◆ WHAT IS REQUIRED: What lines of the data include the string "Denominação"? Copy them all.

◆ DATA FOR ANALYSIS:
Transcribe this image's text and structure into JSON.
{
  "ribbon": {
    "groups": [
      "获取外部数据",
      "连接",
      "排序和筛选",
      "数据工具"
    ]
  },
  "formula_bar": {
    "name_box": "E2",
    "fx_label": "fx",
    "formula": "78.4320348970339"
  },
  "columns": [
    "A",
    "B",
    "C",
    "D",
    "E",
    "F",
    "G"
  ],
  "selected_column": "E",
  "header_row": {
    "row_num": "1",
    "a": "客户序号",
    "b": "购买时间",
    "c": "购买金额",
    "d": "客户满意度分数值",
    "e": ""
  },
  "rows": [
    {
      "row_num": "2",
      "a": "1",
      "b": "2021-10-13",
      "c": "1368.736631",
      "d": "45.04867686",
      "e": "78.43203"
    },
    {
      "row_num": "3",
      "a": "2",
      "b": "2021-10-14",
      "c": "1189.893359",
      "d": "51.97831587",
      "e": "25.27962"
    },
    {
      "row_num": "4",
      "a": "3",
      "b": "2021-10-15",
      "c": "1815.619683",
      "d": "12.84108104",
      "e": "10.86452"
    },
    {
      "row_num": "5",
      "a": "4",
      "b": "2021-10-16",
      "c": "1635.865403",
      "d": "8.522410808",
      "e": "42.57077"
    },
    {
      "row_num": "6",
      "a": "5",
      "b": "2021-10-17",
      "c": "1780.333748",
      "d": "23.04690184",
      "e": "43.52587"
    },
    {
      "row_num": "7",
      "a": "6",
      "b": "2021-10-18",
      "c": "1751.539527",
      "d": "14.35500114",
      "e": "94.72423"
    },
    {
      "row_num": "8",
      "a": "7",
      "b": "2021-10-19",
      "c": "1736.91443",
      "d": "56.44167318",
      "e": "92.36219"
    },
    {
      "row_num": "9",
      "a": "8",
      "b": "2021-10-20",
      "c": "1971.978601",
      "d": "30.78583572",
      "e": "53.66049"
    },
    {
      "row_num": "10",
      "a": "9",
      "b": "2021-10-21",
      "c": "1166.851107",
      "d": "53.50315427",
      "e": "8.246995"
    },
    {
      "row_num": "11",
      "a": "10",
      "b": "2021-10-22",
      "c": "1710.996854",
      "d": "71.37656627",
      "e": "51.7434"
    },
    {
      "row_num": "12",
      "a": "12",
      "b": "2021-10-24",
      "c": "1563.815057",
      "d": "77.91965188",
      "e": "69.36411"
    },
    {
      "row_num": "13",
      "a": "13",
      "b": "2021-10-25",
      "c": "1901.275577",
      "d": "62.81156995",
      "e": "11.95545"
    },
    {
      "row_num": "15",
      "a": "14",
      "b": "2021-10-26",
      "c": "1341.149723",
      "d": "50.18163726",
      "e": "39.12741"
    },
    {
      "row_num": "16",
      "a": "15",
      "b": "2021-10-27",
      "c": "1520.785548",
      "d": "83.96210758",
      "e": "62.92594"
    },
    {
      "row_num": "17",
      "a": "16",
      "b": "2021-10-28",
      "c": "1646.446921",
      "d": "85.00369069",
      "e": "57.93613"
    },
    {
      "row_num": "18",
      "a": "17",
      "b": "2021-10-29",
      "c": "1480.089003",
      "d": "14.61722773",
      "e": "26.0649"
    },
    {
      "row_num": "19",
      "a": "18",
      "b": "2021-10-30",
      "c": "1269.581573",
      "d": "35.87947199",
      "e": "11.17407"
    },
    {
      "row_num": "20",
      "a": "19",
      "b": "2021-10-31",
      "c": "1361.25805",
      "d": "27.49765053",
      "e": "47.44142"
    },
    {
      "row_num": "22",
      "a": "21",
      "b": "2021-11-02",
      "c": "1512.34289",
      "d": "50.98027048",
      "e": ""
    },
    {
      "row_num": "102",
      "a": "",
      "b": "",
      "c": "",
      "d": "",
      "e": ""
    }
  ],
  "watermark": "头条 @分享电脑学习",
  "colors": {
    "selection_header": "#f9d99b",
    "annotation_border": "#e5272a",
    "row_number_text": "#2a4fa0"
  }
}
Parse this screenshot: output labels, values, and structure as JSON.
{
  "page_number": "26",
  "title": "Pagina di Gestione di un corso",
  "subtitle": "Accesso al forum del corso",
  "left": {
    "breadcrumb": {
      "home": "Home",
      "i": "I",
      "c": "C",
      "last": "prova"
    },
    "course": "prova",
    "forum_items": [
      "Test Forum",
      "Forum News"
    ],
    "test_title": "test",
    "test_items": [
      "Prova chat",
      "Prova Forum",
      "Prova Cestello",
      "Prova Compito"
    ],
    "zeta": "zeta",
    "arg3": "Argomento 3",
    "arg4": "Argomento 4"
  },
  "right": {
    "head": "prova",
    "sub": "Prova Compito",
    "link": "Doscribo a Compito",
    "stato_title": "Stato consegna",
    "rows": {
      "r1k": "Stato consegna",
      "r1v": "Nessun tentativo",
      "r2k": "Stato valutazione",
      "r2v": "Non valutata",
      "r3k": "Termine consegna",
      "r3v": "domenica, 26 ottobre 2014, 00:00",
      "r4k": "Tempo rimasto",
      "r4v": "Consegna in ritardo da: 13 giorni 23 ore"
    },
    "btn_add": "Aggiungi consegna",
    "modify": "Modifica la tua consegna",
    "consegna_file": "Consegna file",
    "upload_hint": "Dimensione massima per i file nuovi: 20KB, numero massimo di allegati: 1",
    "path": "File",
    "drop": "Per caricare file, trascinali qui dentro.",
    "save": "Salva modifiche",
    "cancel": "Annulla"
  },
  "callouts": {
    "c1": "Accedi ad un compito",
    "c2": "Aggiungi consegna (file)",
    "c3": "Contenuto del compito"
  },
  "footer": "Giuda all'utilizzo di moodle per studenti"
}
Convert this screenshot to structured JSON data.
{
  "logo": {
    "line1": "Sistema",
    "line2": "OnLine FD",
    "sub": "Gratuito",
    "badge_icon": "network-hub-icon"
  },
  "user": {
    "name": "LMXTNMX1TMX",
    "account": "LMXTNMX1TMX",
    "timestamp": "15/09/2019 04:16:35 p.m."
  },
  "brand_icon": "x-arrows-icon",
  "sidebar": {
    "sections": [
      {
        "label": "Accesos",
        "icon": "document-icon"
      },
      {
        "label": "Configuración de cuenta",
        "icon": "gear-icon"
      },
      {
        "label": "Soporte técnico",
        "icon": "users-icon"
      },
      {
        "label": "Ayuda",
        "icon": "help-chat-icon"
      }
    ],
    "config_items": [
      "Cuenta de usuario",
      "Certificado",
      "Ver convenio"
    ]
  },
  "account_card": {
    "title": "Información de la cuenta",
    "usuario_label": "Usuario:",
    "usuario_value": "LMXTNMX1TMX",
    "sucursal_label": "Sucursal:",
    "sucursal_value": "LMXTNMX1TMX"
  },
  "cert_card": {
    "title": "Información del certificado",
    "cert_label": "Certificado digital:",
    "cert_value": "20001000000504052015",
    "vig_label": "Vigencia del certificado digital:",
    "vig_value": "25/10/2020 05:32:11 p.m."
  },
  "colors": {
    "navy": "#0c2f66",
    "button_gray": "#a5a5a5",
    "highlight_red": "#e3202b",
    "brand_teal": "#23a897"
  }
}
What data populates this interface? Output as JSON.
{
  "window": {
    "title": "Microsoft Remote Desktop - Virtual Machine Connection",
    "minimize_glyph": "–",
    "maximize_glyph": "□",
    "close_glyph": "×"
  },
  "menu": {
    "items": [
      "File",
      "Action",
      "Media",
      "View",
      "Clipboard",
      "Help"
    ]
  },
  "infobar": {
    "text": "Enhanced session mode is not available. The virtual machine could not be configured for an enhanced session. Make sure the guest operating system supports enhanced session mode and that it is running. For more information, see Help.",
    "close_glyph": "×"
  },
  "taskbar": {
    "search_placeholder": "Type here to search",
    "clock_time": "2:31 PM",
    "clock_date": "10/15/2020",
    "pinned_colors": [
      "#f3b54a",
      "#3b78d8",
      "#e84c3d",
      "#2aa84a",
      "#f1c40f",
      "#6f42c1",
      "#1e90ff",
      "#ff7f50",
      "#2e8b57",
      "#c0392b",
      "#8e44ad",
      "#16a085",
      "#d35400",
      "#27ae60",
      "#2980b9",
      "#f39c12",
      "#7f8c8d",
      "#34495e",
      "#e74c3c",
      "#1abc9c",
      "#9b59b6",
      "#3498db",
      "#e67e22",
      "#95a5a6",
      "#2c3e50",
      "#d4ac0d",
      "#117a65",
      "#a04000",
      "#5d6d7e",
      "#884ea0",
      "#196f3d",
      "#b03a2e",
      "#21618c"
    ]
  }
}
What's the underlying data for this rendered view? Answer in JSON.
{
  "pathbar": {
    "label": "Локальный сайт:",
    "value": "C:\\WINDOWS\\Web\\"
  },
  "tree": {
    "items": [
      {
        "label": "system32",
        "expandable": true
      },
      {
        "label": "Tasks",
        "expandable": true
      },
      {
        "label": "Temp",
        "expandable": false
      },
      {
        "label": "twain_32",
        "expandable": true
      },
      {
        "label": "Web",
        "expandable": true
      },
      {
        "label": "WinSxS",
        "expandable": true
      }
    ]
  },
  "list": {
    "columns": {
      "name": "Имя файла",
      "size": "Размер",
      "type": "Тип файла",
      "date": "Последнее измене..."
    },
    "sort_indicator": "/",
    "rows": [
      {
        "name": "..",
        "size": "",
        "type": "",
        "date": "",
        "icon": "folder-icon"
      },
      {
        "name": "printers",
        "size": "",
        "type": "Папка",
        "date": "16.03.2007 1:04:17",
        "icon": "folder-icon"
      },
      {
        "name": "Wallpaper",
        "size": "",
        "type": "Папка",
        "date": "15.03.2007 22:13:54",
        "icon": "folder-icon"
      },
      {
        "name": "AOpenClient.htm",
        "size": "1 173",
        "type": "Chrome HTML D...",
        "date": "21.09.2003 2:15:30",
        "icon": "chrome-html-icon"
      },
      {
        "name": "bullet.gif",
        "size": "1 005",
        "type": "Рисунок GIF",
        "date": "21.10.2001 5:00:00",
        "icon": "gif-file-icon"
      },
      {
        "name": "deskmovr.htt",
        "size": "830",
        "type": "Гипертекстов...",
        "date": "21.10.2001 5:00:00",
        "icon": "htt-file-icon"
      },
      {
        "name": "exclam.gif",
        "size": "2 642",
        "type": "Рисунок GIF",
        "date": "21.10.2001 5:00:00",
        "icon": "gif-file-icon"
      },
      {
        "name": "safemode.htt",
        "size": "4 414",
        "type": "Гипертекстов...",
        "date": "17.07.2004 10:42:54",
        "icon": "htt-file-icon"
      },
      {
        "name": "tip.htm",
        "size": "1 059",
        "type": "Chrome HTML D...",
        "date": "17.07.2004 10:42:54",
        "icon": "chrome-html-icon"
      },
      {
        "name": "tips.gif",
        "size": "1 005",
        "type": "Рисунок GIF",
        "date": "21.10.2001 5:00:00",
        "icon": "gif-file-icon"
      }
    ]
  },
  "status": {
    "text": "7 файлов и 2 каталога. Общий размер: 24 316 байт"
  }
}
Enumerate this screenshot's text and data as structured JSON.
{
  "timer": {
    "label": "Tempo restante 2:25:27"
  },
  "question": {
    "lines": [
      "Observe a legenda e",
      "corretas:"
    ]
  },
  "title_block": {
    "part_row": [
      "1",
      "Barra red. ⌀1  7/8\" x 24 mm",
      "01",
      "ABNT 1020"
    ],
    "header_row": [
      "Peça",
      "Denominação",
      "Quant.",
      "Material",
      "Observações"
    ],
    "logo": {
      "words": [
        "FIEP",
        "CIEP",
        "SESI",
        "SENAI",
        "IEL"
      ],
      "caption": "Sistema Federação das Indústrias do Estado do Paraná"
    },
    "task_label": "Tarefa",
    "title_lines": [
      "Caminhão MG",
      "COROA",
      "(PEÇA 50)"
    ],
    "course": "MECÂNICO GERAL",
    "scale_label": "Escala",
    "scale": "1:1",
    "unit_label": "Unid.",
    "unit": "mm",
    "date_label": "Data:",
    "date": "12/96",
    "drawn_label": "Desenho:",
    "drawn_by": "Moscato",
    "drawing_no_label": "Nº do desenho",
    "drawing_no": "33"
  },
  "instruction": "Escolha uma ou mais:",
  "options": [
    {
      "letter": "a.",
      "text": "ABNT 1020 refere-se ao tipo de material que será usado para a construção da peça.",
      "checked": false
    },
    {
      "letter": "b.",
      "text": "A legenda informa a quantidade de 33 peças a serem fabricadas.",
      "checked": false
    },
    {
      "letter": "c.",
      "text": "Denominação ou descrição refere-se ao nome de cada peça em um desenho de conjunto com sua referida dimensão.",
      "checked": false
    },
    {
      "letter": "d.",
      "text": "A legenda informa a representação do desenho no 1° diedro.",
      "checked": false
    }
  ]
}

◆ OUTPUT OF THE EXERCISE:
      "Denominação",
      "text": "Denominação ou descrição refere-se ao nome de cada peça em um desenho de conjunto com sua referida dimensão.",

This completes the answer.